Every line that holds the word "true" needs to be copied from the data below.

Data for review below:

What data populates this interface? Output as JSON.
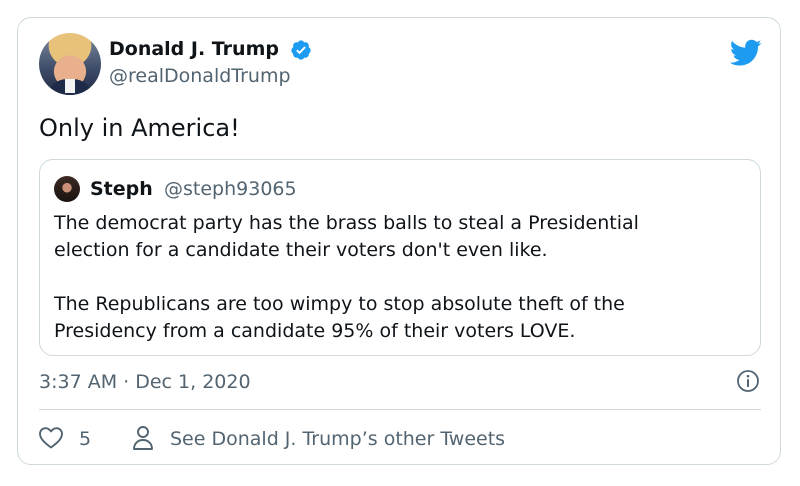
{
  "author": {
    "name": "Donald J. Trump",
    "handle": "@realDonaldTrump"
  },
  "tweet": {
    "text": "Only in America!",
    "timestamp": "3:37 AM · Dec 1, 2020"
  },
  "quoted": {
    "name": "Steph",
    "handle": "@steph93065",
    "paragraphs": [
      [
        "The democrat party has the brass balls to steal a Presidential",
        "election for a candidate their voters don't even like."
      ],
      [
        "The Republicans are too wimpy to stop absolute theft of the",
        "Presidency from a candidate 95% of their voters LOVE."
      ]
    ]
  },
  "actions": {
    "like_count": "5",
    "other_tweets_label": "See Donald J. Trump’s other Tweets"
  },
  "icons": {
    "verified": "verified-badge-icon",
    "twitter": "twitter-bird-icon",
    "like": "heart-icon",
    "info": "info-icon",
    "person": "person-icon"
  },
  "colors": {
    "twitter_blue": "#1d9bf0",
    "secondary_text": "#536471",
    "border": "#cfd9de"
  }
}
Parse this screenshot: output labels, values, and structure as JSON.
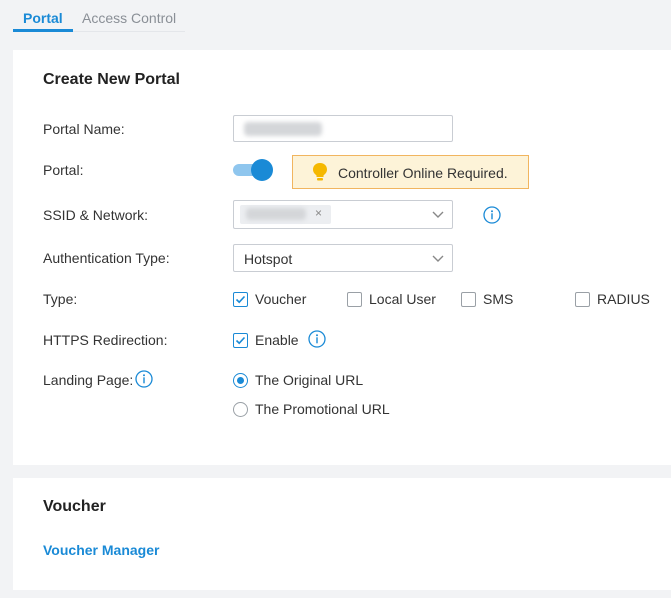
{
  "tabs": [
    {
      "label": "Portal",
      "active": true
    },
    {
      "label": "Access Control",
      "active": false
    }
  ],
  "create_portal": {
    "title": "Create New Portal",
    "portal_name": {
      "label": "Portal Name:"
    },
    "portal": {
      "label": "Portal:",
      "enabled": true,
      "warning": "Controller Online Required."
    },
    "ssid": {
      "label": "SSID & Network:",
      "tag_remove": "×"
    },
    "auth_type": {
      "label": "Authentication Type:",
      "value": "Hotspot"
    },
    "type": {
      "label": "Type:",
      "options": [
        {
          "label": "Voucher",
          "checked": true
        },
        {
          "label": "Local User",
          "checked": false
        },
        {
          "label": "SMS",
          "checked": false
        },
        {
          "label": "RADIUS",
          "checked": false
        }
      ]
    },
    "https": {
      "label": "HTTPS Redirection:",
      "option": "Enable",
      "checked": true
    },
    "landing": {
      "label": "Landing Page:",
      "options": [
        {
          "label": "The Original URL",
          "selected": true
        },
        {
          "label": "The Promotional URL",
          "selected": false
        }
      ]
    }
  },
  "voucher": {
    "title": "Voucher",
    "link": "Voucher Manager"
  },
  "colors": {
    "accent": "#1a8ad6",
    "warning_bg": "#fdf3d8",
    "warning_border": "#f1b55f",
    "bulb": "#f5b800"
  }
}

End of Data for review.

Response to this task
      "active": true
      "enabled": true,
          "checked": true
      "checked": true
          "selected": true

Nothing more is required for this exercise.